Your instructions:
Only lines holding "JSON" are wanted; copy each of them from the records below.

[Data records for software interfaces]
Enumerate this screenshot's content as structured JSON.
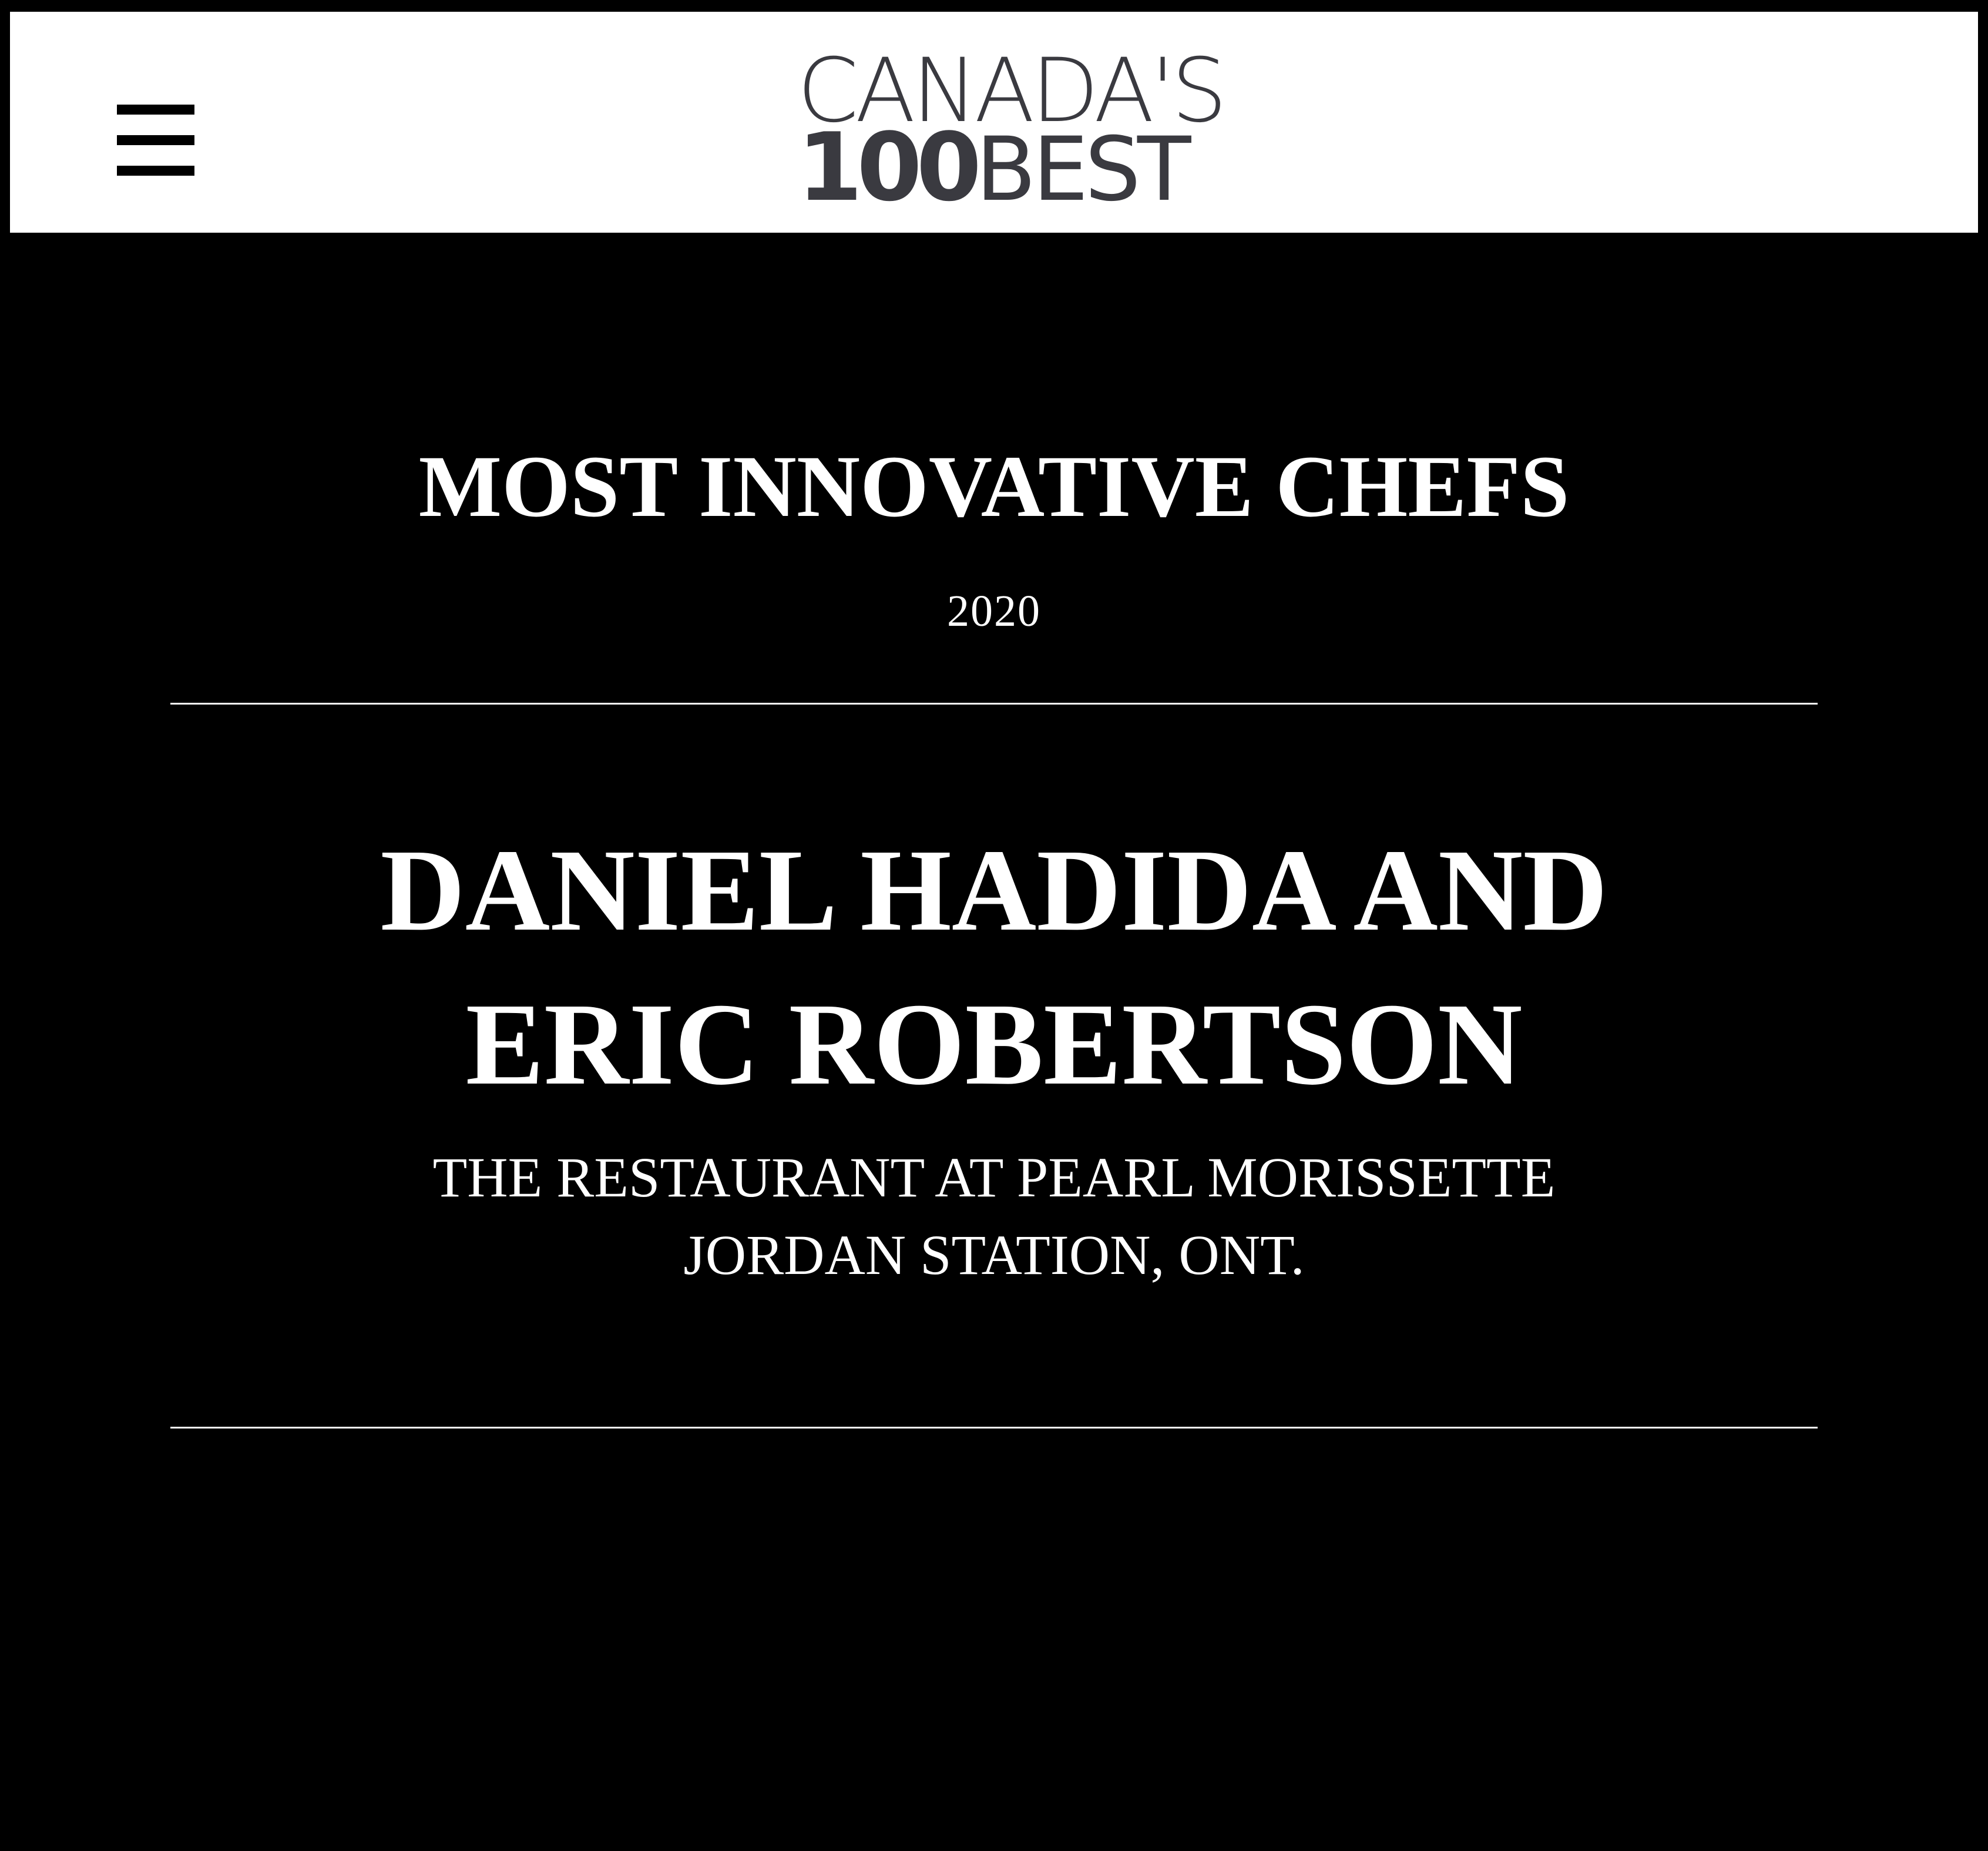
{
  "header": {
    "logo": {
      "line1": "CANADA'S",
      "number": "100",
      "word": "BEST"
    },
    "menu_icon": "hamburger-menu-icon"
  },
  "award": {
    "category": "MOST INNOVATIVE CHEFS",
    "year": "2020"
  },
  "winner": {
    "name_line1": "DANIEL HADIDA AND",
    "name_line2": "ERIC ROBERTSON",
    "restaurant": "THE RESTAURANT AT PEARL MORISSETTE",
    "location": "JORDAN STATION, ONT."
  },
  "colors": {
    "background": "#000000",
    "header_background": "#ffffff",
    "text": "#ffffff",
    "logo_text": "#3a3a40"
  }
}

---

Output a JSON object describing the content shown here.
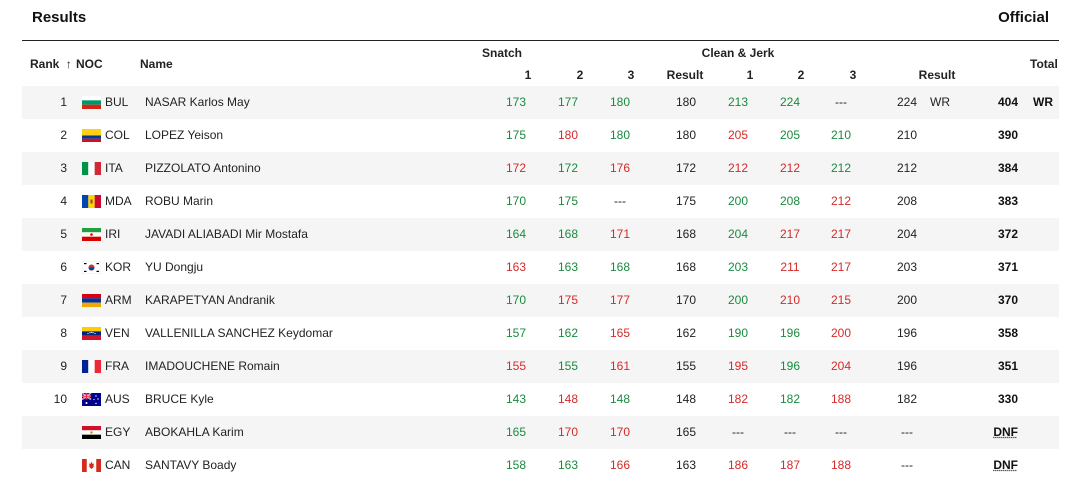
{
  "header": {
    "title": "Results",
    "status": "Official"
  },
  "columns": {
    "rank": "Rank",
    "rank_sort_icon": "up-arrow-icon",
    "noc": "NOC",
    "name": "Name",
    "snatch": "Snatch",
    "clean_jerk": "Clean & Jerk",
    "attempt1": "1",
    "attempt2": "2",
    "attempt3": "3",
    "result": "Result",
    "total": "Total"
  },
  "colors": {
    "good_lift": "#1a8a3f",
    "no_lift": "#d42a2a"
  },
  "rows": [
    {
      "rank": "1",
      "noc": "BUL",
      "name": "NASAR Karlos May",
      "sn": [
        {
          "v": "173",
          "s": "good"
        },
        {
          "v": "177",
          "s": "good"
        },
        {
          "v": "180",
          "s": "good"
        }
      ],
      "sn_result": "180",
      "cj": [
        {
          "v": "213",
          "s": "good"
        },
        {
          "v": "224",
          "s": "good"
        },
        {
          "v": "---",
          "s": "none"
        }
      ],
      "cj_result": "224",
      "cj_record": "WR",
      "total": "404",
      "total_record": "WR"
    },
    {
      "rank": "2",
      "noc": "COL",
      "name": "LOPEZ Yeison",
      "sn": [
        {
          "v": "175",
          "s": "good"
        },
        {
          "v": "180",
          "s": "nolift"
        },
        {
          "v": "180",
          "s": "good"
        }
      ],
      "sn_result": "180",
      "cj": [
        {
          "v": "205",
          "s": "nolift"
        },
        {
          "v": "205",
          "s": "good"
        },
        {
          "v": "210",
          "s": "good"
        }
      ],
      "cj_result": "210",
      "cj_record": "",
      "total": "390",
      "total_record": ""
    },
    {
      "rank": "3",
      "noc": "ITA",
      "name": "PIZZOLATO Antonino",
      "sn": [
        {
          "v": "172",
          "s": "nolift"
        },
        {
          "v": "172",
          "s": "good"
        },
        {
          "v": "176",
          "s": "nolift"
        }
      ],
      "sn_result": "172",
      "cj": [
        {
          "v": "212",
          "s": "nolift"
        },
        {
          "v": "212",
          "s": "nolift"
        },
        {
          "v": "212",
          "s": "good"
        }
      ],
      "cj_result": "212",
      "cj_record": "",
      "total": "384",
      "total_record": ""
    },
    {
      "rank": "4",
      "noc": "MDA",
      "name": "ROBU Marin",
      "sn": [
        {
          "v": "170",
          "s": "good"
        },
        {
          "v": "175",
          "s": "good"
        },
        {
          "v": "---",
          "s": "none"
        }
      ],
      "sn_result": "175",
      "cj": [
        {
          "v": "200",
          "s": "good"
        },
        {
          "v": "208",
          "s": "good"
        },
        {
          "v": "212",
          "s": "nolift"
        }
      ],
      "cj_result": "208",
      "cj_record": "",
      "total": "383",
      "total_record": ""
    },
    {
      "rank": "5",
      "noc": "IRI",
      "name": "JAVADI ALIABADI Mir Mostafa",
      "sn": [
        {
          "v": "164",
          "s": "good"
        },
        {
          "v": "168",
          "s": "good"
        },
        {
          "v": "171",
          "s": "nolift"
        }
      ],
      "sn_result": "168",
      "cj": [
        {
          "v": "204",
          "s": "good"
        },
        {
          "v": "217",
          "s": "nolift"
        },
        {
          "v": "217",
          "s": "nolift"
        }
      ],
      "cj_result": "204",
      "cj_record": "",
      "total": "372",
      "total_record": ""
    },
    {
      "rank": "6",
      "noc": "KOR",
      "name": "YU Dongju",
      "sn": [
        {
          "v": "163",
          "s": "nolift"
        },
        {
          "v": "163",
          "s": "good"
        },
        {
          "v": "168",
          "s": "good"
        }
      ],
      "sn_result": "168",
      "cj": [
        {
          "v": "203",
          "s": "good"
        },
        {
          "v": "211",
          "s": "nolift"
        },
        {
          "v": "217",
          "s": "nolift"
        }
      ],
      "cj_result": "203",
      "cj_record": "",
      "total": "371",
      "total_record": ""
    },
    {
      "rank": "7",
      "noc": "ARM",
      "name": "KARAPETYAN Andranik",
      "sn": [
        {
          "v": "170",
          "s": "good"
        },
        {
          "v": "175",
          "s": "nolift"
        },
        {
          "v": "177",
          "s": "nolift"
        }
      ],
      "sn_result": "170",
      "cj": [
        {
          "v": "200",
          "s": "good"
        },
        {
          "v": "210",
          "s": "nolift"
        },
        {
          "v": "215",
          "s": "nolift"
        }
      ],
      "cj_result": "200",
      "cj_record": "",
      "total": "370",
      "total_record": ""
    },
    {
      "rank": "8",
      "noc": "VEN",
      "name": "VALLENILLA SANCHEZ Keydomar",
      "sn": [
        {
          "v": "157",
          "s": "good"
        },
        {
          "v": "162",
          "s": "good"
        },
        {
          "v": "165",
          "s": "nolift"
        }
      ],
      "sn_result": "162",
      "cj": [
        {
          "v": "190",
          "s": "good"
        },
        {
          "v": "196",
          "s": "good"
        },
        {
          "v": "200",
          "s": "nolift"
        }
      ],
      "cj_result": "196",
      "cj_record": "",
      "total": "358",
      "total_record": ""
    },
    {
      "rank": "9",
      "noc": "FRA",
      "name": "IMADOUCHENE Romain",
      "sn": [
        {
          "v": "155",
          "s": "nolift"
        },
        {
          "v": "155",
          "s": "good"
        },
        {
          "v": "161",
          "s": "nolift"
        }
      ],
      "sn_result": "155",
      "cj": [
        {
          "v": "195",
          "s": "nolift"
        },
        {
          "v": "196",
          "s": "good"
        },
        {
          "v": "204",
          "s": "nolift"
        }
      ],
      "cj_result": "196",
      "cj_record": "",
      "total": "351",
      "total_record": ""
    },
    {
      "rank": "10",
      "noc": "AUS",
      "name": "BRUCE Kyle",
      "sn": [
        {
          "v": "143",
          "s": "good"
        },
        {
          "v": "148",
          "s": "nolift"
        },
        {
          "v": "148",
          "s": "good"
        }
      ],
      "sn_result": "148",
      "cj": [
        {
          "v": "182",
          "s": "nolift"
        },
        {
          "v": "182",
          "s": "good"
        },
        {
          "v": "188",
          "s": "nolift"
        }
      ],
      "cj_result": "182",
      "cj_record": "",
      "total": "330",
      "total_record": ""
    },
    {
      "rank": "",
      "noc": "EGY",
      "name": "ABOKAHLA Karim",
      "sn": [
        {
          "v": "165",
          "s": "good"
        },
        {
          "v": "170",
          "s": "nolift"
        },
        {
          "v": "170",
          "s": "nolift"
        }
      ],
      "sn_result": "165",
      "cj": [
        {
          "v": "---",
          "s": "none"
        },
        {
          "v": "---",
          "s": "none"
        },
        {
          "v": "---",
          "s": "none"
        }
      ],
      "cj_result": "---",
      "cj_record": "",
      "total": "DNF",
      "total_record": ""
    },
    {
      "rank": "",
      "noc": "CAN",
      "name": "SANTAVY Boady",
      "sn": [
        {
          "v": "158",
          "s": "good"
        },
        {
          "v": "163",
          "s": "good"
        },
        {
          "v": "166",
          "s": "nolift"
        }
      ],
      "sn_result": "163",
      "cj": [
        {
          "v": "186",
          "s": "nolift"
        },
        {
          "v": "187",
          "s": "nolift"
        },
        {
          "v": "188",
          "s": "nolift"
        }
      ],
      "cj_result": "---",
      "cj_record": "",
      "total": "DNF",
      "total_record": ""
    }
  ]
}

Output of the exercise:
Enumerate this screenshot's content as structured JSON.
Output a JSON object describing the content shown here.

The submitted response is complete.